“I had worked my whole life to get to where I was and I threw it all away with one stupid decision,” Burress wrote of the night in Dec. 2008 where he brought a gun into a nightclub and accidentally shot himself in the leg.
Burress began carrying a gun in his rookie season. He said it gave him a false sense of security. After the shooting, he believed he was invincible.
“I’m good. I’m Plaxico Burress,” he wrote. “I’m an NFL player, a Super Bowl hero. It’s not like they’re gonna throw me in jail, right?
Burress served 22 months. He said he lost count of the nights he cried. Burress described life in prison as “basically being put in a cage for 17 hours a day”. He mopped floors, cleaned toilets, and served food in the cafeteria.
He recalled family members who he had taken care of financially turn their back on him. There was more loss to speak of.
“I learned some lessons the hard way, and that’s ok,” he wrote. “But at the end of the day, I lost two years of playing the game I love when I was in my prime. I lost millions of dollars, I lost valuable time with my wife and children. I even missed the birth of my daughter, who was born when I was in prison. I basically lost everything all because of one stupid decision.”

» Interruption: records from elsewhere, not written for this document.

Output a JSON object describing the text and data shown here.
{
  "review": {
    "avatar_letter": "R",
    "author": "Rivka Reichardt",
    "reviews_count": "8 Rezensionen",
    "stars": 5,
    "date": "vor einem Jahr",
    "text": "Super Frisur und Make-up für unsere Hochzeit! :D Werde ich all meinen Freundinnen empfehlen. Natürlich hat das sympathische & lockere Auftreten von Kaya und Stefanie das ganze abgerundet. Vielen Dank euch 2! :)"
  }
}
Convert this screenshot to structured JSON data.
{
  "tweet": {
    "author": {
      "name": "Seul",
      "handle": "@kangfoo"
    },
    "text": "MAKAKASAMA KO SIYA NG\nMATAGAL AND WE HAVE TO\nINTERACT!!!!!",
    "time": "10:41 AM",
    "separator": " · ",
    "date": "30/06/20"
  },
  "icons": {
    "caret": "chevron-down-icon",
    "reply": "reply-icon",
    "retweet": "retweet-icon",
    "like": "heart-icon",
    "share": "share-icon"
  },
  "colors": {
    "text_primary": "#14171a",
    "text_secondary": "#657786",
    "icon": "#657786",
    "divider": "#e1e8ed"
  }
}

Burress always wants to educate incoming players about finances. He urged players to educate themselves about money management. Burress said when the Pittsburgh Steelers drafted him “they basically handed $5.5 million to a kid who never had a bank account”. He thought someone in the NFL would teach about managing his money.
Instead, the rookie symposium focused on other things.
“It felt like they spent more time teaching us about STDs and how to conduct ourselves in public than about how to protect ourselves from scams, risky investment, and other financial dangers.”
Burress didn’t blame the NFL for what happened to him.
“It was my life and my money,” he wrote. “And I should have taken the necessary steps to educated myself and protect what I had earned—and so should you.”